__Your goal__: Hunt through the entries for the word "JSON" and copy each line in which it appears.

[Source records]
-*-

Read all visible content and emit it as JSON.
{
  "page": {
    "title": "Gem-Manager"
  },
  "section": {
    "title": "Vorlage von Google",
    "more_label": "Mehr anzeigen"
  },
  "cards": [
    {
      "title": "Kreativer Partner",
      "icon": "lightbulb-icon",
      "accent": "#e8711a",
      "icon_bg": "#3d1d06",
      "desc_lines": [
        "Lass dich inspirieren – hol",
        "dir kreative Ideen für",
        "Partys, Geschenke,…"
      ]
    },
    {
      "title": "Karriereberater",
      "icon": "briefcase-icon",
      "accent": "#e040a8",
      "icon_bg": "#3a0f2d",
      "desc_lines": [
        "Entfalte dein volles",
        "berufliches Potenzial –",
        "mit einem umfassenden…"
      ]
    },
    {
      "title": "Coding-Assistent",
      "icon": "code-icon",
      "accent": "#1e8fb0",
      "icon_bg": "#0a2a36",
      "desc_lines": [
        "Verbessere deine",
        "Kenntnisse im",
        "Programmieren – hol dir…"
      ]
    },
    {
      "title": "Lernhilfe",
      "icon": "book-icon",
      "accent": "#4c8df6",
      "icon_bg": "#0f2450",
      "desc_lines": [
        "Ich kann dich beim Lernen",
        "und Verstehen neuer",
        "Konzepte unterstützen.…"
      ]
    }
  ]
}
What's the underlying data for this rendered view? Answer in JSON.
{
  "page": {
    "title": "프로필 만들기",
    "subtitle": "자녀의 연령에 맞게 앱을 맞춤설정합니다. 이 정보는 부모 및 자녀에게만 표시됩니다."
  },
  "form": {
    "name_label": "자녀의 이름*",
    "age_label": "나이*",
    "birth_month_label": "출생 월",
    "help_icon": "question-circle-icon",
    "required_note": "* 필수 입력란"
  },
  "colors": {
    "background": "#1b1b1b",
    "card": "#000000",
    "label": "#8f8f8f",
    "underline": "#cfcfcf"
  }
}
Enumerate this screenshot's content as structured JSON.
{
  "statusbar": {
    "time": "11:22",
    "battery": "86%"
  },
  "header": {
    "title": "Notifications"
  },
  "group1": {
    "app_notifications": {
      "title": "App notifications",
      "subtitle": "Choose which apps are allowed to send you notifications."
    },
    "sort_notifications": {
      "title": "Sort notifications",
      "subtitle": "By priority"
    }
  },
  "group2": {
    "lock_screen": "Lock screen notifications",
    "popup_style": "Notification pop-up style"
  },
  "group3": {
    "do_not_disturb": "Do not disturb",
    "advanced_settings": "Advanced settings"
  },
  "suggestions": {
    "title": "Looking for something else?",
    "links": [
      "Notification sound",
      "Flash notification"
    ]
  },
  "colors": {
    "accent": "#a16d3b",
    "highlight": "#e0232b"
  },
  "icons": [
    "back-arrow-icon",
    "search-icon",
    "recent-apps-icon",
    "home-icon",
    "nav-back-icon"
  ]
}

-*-

__Written solution__:
Read all visible content and emit it as JSON.
What's the underlying data for this rendered view? Answer in JSON.
Enumerate this screenshot's content as structured JSON.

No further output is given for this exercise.